Despite criticism from Congress, Trump signed a spending bill that included a renewal of the program through September, although federal authorities have proposed more than doubling the minimum investment. Just one day later, Kushner’s sister, Nicole Meyer, was in Beijing courting Chinese for a new project funded by EB-5. That’s raised complaints about conflicts of interest and new calls to revise or even end the program.

“It is a growing industry and we do need more oversight,” said Stephen Yale-Loehr, an expert on the program and a professor at Cornell Law School. “EB-5, when it is done properly, can and does benefit the economy.”


The number of Chinese using investment migration programs worldwide tripled between 2010 and 2015, the AP found among the countries in its survey. In the last decade, Chinese have taken 75 percent of the investor visas issued by the United States, 70 percent for Portugal and 85 percent for Australia. China also remains the top recipient of investor visas in Canada, the United Kingdom, New Zealand, Spain, Hungary and Malta.

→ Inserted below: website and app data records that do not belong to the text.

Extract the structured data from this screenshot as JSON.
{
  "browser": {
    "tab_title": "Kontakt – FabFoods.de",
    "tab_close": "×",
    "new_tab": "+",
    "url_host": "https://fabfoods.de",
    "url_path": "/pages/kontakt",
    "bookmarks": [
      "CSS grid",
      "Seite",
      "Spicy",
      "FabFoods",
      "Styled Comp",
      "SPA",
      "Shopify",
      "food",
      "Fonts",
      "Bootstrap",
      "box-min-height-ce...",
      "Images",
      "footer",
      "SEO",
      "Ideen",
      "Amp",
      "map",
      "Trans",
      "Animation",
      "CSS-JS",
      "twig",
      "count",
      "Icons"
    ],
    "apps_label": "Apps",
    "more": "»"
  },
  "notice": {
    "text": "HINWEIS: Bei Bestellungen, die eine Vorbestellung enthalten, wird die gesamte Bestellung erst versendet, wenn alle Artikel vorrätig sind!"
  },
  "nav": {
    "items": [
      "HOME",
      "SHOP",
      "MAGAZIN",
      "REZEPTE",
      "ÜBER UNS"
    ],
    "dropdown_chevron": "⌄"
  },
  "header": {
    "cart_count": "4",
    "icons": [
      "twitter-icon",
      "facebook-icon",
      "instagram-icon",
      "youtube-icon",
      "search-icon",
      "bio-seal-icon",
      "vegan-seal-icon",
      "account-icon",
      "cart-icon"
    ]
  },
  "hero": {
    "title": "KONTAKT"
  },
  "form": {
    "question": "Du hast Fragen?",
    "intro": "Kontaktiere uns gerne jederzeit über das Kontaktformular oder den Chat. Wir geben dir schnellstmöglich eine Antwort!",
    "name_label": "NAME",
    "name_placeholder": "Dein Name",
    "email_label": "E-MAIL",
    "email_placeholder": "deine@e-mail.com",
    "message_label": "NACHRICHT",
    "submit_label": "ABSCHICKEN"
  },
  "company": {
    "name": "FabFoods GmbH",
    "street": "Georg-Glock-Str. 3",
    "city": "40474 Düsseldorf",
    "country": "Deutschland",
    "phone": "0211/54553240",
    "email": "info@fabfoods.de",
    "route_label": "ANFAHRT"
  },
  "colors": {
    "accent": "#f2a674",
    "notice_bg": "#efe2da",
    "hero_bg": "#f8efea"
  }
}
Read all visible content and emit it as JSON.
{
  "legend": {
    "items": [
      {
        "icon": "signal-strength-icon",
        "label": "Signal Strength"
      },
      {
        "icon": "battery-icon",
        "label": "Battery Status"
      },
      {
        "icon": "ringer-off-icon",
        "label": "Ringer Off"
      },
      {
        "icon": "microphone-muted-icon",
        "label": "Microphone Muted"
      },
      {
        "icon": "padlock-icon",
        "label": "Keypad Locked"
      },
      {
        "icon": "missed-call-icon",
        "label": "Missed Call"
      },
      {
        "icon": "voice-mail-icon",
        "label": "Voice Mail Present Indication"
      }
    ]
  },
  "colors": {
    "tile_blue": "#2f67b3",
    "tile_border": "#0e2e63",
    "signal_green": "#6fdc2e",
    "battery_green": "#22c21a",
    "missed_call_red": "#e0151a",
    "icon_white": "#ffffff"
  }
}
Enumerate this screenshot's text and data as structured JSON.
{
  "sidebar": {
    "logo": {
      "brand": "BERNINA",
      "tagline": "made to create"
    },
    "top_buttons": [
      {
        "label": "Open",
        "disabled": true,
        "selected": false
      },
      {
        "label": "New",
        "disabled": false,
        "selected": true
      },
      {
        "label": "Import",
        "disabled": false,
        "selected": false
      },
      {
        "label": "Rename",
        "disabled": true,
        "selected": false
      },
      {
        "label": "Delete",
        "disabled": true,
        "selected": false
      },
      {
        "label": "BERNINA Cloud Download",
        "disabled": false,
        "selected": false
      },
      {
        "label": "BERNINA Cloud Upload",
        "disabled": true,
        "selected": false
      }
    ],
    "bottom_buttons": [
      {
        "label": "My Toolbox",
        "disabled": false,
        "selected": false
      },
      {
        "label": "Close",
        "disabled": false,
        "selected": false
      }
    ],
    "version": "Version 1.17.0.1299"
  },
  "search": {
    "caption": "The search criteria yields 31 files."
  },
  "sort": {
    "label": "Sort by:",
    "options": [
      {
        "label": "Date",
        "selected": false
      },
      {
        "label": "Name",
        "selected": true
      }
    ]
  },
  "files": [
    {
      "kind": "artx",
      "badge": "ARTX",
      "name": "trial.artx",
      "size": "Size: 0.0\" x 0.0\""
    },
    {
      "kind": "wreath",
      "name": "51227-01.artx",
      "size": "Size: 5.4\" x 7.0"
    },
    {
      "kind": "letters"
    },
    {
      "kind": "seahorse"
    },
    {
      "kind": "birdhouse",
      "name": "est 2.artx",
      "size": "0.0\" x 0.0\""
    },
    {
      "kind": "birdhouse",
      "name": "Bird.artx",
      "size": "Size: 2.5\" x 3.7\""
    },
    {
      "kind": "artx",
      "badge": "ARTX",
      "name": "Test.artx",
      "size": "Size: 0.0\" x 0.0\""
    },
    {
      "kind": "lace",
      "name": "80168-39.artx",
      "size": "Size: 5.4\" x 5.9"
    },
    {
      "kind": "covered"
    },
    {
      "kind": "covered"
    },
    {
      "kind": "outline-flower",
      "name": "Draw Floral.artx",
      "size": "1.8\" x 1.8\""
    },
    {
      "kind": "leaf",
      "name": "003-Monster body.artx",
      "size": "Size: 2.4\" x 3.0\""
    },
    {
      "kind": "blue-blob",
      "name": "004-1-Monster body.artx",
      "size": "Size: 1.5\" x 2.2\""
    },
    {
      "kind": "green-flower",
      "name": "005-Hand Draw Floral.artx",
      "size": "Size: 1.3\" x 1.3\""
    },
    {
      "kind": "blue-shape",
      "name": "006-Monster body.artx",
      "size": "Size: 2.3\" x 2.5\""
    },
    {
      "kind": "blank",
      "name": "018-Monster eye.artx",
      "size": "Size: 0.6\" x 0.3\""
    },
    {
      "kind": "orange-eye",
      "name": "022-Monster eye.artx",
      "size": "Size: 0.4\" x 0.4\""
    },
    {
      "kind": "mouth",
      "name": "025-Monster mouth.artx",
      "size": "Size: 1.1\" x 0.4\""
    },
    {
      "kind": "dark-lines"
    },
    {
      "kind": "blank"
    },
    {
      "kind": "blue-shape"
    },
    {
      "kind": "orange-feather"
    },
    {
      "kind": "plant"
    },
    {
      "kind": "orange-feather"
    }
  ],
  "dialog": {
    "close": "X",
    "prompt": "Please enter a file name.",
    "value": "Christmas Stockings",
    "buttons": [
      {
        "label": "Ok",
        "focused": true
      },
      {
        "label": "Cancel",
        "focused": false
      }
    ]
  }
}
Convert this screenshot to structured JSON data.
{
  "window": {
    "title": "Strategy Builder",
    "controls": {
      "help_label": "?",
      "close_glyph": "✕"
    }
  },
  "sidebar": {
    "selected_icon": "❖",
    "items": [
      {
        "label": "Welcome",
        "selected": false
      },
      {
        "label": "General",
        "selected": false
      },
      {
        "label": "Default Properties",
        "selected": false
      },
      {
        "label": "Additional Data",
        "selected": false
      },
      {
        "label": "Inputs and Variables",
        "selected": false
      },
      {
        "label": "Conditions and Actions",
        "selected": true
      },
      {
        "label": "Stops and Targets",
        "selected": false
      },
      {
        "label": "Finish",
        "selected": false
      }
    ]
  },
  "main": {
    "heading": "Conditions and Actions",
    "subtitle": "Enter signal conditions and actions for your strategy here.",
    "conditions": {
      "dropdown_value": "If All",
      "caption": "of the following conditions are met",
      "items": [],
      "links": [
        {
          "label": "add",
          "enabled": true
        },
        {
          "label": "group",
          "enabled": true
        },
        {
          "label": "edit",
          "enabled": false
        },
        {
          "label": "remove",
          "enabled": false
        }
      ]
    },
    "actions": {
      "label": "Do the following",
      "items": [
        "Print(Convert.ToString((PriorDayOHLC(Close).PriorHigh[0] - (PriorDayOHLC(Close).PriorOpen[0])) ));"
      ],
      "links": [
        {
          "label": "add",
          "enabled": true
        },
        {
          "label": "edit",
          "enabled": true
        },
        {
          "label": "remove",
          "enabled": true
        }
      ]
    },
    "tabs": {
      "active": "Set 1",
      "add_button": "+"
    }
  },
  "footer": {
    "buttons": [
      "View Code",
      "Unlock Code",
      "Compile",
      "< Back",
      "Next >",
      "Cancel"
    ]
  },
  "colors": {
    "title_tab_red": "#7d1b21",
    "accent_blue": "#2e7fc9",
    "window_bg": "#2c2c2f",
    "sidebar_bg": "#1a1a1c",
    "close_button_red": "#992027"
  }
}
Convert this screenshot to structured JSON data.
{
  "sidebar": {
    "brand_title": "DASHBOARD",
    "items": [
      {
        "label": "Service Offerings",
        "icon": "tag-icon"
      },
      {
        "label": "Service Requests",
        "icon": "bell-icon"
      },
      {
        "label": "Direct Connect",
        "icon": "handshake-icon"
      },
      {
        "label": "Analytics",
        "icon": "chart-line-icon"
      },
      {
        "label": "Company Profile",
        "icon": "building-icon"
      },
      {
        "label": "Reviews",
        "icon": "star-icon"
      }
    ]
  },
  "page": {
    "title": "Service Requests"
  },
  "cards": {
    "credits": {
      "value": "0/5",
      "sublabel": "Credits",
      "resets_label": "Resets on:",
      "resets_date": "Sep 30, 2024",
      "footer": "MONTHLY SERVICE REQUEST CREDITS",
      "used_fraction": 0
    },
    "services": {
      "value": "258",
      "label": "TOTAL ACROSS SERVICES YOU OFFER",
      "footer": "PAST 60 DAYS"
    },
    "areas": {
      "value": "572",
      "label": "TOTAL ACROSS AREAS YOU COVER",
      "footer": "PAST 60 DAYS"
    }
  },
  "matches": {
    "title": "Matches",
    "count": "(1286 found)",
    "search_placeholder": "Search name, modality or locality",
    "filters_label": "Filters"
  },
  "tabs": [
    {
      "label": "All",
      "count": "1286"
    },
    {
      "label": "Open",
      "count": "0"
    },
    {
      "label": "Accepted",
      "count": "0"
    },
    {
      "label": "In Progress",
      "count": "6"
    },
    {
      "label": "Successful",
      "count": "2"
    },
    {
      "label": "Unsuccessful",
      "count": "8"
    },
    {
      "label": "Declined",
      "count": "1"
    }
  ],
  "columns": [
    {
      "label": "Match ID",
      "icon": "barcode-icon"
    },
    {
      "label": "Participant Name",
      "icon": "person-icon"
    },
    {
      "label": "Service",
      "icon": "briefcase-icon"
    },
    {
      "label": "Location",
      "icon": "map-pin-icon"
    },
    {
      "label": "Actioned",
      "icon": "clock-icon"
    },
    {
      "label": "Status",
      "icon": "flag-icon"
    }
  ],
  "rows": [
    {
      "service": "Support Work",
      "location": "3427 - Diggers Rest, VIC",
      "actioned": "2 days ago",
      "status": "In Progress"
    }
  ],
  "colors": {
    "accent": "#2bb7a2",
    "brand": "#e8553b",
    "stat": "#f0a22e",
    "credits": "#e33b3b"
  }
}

To be sure, those migrating make up only a small fraction of the around 18 million households that could be considered upper-middle-class or wealthier in China, but they echo the laments of many bettereducated, urban Chinese.

“Middle-class investors’ choosing to leave shows that their confidence in their future, their dreams and the regime in China is fading,” said Zhang Lifan, an independent political scholar in Beijing.

China’s “golden visa” investors are part of a wave characterized not by poverty, persecution or war, but by people with steady jobs and homes who are pursuing happiness that’s eluded them in their homeland.

After decades of economic mismanagement and political upheaval, the ruling Communist Party reversed some of its most destructive policies and unleashed a four-decade-long economic boom in the 1970s. That growth lifted 500 million people out of poverty and vaulted generations of Chinese from peasantry into relatively well-paying manufacturing or service jobs. More than 3 million households in China now have an income of more than $34,000 a year, according to the consultancy McKinsey & Company.